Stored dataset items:
• • • • •

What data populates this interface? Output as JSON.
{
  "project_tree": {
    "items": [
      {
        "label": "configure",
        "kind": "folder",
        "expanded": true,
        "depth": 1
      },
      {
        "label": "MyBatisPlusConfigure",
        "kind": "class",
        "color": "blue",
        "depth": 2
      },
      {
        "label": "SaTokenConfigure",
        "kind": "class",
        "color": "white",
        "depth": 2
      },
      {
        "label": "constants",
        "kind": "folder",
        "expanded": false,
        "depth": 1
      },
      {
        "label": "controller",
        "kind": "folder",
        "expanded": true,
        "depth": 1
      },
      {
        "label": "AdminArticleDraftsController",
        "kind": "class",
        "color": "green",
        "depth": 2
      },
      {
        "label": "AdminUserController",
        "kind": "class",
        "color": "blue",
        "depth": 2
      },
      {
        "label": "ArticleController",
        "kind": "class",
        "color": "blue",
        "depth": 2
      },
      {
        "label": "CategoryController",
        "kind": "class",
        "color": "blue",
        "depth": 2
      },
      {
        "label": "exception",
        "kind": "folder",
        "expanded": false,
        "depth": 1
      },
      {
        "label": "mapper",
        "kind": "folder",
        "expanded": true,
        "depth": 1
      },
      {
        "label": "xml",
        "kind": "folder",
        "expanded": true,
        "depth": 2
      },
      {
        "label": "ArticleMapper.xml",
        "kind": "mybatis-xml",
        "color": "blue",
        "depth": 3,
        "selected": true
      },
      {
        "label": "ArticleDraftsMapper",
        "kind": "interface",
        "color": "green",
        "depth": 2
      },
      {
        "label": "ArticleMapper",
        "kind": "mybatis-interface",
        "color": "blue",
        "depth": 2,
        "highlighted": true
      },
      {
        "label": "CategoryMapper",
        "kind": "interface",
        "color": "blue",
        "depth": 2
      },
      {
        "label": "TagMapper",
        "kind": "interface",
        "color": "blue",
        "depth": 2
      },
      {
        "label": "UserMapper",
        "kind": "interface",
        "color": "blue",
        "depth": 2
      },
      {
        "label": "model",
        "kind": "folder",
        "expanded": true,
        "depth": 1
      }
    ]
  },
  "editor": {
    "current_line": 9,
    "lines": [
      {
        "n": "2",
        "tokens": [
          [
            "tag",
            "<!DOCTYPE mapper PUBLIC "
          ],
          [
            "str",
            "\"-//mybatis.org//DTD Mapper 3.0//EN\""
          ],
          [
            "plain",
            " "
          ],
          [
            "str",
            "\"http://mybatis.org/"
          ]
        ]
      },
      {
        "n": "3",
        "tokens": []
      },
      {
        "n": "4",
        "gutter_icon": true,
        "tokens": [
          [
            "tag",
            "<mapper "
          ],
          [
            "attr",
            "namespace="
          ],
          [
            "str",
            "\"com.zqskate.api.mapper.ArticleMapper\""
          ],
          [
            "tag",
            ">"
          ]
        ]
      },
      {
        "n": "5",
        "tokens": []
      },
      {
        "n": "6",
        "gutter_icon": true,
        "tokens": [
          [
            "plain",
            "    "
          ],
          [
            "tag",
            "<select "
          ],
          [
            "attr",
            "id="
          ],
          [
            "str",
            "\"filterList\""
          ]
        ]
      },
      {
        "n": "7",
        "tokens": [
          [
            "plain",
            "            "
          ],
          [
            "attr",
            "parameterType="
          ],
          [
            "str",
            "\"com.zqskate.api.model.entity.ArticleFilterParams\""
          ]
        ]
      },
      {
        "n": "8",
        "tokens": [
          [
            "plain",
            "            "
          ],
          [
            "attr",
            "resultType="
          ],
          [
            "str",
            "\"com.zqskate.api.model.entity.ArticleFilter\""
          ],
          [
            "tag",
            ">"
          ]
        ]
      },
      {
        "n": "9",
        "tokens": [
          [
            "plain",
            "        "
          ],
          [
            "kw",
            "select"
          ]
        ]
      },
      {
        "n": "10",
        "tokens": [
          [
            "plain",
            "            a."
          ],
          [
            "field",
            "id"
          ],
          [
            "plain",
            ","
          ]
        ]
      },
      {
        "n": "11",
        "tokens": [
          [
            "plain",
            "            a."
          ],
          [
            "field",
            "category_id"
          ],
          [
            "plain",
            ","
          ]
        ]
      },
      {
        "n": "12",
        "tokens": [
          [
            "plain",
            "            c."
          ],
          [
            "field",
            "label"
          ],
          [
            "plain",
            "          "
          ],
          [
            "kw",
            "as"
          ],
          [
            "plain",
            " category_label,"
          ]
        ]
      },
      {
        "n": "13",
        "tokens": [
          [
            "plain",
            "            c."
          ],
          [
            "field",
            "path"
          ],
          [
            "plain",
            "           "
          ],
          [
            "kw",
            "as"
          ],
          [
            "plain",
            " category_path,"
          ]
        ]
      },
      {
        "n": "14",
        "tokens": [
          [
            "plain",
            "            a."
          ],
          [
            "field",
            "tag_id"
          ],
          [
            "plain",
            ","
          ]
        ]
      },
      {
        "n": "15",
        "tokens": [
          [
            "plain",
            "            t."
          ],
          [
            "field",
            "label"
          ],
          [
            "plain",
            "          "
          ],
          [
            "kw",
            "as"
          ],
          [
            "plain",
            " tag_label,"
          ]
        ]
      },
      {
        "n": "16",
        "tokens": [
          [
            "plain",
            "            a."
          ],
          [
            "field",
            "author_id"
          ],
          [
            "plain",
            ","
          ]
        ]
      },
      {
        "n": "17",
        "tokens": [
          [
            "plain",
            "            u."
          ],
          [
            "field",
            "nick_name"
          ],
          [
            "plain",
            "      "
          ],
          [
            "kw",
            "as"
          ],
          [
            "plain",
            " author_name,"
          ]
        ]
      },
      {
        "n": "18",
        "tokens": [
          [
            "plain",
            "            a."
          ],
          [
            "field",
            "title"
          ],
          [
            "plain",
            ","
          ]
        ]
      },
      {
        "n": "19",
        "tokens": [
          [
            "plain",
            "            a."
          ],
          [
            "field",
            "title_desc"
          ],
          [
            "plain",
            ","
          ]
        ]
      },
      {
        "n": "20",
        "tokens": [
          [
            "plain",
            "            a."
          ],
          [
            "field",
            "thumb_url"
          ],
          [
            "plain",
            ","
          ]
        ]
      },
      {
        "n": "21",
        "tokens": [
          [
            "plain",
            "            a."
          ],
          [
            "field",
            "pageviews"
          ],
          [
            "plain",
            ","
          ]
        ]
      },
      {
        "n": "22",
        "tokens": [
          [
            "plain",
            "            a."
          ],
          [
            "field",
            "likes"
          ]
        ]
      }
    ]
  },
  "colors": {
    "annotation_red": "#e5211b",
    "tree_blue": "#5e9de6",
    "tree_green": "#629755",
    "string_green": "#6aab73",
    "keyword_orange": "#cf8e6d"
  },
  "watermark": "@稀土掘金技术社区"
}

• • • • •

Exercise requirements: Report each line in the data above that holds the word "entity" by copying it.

Solution to this exercise:
            "\"com.zqskate.api.model.entity.ArticleFilterParams\""
            "\"com.zqskate.api.model.entity.ArticleFilter\""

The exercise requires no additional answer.